Goal of the exercise — Identify all lines below that hold "value" and collect them.

*** Opening of Data ***

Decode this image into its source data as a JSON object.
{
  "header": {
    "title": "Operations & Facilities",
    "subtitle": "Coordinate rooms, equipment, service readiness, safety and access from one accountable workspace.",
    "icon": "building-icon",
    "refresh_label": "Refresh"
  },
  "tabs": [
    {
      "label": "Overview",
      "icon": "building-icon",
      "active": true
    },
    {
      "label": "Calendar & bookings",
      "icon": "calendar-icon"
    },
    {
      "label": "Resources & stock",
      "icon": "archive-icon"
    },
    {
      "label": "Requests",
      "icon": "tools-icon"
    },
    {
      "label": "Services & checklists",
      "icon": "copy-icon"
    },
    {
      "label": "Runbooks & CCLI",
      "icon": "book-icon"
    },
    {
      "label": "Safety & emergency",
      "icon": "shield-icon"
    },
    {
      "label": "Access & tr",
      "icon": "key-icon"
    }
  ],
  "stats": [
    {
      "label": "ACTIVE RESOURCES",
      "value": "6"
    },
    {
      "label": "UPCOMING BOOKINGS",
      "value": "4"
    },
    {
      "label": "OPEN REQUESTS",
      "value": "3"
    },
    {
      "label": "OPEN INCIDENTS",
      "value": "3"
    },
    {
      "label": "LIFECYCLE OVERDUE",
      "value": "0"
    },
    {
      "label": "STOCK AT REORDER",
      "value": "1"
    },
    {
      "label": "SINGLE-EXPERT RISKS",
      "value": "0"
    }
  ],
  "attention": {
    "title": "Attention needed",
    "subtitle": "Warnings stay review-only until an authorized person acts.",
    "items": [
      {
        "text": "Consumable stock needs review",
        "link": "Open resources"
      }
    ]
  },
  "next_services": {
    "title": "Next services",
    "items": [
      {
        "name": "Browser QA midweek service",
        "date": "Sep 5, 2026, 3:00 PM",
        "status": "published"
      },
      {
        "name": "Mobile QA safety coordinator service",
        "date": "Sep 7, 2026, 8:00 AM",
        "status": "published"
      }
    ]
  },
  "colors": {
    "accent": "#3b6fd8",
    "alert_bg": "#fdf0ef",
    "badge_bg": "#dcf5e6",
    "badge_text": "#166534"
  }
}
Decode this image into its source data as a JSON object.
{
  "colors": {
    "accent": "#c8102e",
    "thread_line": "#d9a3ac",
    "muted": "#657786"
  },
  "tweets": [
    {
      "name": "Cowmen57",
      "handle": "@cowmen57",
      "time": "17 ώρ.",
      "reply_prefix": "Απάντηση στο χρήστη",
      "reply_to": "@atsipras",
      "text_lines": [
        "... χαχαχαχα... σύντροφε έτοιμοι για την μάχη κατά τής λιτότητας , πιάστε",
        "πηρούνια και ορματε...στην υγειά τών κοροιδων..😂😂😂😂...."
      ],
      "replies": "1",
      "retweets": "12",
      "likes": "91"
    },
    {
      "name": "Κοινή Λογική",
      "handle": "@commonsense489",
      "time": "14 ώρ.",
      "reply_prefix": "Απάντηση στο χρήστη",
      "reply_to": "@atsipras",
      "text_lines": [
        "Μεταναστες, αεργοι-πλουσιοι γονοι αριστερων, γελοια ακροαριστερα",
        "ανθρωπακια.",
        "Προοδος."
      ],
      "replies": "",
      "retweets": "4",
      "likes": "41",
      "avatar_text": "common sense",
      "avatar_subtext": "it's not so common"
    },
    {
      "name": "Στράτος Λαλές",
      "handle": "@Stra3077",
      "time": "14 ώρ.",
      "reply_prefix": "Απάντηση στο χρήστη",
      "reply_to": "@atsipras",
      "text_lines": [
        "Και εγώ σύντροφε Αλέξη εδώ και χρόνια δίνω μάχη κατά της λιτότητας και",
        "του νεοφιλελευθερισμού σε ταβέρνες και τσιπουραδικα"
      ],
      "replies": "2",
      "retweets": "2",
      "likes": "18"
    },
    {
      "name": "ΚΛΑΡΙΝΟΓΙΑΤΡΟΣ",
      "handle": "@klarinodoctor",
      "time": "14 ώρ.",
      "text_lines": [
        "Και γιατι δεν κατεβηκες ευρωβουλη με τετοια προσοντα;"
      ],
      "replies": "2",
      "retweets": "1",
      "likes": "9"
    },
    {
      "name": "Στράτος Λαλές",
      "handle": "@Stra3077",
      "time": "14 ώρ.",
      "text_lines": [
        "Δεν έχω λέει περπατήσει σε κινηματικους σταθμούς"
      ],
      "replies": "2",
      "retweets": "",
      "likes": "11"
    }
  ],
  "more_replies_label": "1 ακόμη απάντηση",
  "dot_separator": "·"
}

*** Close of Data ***

Problem solution —
      "value": "6"
      "value": "4"
      "value": "3"
      "value": "3"
      "value": "0"
      "value": "1"
      "value": "0"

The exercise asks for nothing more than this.